-- Given data follows --

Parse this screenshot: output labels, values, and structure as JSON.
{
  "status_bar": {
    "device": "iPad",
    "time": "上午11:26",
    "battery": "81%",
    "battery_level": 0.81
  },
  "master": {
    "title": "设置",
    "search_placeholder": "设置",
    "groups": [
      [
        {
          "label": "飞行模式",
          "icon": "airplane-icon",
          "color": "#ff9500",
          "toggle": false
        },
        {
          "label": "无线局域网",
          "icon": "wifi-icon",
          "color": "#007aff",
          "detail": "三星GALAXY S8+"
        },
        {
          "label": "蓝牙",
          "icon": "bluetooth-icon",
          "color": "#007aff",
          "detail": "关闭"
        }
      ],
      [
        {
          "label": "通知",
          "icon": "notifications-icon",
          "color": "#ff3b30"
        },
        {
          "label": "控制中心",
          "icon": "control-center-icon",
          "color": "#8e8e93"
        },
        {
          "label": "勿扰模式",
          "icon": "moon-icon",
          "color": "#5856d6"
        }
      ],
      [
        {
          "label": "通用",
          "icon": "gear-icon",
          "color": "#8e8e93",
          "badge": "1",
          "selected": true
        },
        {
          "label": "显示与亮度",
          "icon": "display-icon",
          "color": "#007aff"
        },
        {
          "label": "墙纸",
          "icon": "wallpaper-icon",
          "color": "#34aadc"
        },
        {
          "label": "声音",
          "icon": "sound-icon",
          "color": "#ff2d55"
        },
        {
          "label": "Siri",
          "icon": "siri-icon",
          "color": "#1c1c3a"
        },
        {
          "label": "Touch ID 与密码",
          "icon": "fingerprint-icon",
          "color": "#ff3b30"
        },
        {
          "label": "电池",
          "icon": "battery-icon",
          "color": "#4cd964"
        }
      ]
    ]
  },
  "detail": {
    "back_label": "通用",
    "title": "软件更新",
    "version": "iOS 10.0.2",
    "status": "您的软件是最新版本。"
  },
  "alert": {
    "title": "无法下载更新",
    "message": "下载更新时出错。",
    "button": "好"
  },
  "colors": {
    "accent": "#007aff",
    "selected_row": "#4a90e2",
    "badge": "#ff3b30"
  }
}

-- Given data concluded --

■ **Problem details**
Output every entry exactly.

■ **Output of the exercise**
Parse this screenshot: output labels, values, and structure as JSON.
{
  "status_bar": {
    "device": "iPad",
    "time": "上午11:26",
    "battery": "81%",
    "battery_level": 0.81
  },
  "master": {
    "title": "设置",
    "search_placeholder": "设置",
    "groups": [
      [
        {
          "label": "飞行模式",
          "icon": "airplane-icon",
          "color": "#ff9500",
          "toggle": false
        },
        {
          "label": "无线局域网",
          "icon": "wifi-icon",
          "color": "#007aff",
          "detail": "三星GALAXY S8+"
        },
        {
          "label": "蓝牙",
          "icon": "bluetooth-icon",
          "color": "#007aff",
          "detail": "关闭"
        }
      ],
      [
        {
          "label": "通知",
          "icon": "notifications-icon",
          "color": "#ff3b30"
        },
        {
          "label": "控制中心",
          "icon": "control-center-icon",
          "color": "#8e8e93"
        },
        {
          "label": "勿扰模式",
          "icon": "moon-icon",
          "color": "#5856d6"
        }
      ],
      [
        {
          "label": "通用",
          "icon": "gear-icon",
          "color": "#8e8e93",
          "badge": "1",
          "selected": true
        },
        {
          "label": "显示与亮度",
          "icon": "display-icon",
          "color": "#007aff"
        },
        {
          "label": "墙纸",
          "icon": "wallpaper-icon",
          "color": "#34aadc"
        },
        {
          "label": "声音",
          "icon": "sound-icon",
          "color": "#ff2d55"
        },
        {
          "label": "Siri",
          "icon": "siri-icon",
          "color": "#1c1c3a"
        },
        {
          "label": "Touch ID 与密码",
          "icon": "fingerprint-icon",
          "color": "#ff3b30"
        },
        {
          "label": "电池",
          "icon": "battery-icon",
          "color": "#4cd964"
        }
      ]
    ]
  },
  "detail": {
    "back_label": "通用",
    "title": "软件更新",
    "version": "iOS 10.0.2",
    "status": "您的软件是最新版本。"
  },
  "alert": {
    "title": "无法下载更新",
    "message": "下载更新时出错。",
    "button": "好"
  },
  "colors": {
    "accent": "#007aff",
    "selected_row": "#4a90e2",
    "badge": "#ff3b30"
  }
}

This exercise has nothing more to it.